Our phase II clinical study has, however, obvious limitations that need to be addressed before metformin may be widely prescribed to patients with DM1. The most important one is the general setting of our study, which was limited both in sample size and in the number of clinical centres involved. In addition, there was a substantial dropout rate in both groups, but more pronounced in the group receiving metformin. Mild to moderate drug side effects and imperfect compliance have obviously played a significant role in our observations. As a result, a potential loss in statistical power cannot be ruled out, as well as a possible, albeit limited, selection bias due to differential attrition. This large loss of patients to follow-up during the study may have participated to the lack of statistical significance between groups in the ITT analysis, despite an apparent systematic difference in values. Of note, statistically significant trends were nonetheless identified in the per protocol population in favour of the experimental group, confirming the appropriateness of the sample size calculations made before the conduct of the study. The results obtained in this monocentric study with just a handful of patients seem to us sufficiently encouraging to stimulate the planning of a larger-scale multicentre multi-national well-powered phase III clinical trial to provide definite proof of efficacy. In such a study, specific analysis of gait and balance parameters should definitely be added, although it is our contention that the 6MWT should be confirmed as the primary endpoint, in the absence of another test that would receive a similar consensus. In addition, the results on the mechanical power must only be considered as potential clues for the interpretation of the 6MWT improvement. As such, they should be assumed as hypotheses rather than definitive causal explanations.
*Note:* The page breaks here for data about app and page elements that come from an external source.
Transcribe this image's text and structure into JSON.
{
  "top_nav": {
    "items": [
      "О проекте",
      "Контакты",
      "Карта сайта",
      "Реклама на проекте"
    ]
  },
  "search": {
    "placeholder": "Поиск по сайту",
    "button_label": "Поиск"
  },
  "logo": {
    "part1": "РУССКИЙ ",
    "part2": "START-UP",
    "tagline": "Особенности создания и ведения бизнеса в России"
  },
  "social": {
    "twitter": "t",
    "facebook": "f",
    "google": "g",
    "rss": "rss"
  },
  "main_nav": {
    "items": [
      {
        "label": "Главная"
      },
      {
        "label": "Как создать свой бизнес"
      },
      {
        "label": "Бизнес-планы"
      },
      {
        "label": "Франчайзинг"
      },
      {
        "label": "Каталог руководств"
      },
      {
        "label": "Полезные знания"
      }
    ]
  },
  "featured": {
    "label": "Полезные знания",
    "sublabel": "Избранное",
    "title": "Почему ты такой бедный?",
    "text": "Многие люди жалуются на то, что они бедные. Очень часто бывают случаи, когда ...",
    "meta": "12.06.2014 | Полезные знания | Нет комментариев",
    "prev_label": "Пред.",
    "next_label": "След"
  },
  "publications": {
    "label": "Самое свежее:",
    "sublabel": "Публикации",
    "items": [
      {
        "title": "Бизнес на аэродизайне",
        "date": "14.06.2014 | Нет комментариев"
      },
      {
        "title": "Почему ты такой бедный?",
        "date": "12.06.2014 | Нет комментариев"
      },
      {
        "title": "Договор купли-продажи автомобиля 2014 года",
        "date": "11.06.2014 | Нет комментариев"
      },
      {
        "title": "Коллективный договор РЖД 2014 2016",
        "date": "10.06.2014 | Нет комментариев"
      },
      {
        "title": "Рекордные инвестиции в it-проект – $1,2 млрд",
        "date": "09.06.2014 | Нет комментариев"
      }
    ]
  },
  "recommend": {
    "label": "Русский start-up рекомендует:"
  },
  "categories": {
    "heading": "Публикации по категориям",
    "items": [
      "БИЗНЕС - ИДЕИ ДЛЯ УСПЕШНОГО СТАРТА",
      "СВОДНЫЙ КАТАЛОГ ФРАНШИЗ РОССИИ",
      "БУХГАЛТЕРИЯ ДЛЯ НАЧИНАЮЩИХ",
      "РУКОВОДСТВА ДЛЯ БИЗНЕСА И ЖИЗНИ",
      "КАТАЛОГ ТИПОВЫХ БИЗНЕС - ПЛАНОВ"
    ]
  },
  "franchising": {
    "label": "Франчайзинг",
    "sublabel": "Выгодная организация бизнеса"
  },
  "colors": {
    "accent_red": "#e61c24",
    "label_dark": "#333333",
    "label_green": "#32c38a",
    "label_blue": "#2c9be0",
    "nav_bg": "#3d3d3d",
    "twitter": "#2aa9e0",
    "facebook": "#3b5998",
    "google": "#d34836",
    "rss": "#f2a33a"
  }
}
Organizing a costly phase III clinical trial may, however, be a concern because a sufficient return on investment is difficult to foresee with such an old and cheap drug, accessible to patients as a generic. Another limitation of our study that calls for attention is the fact that a number of patients treated with metformin exhibited gastrointestinal adverse effects. In four cases, they were strong enough to cause the patients to withdraw. These gastrointestinal adverse effects were better tolerated under appropriate symptomatic treatment, but remained uncomfortable to many. Such adverse effects are well known with metformin treatment (Bonnet and Scheen, 2017). They require, however, particular attention and care in DM1 patients who suffer from disease-related gastrointestinal manifestations.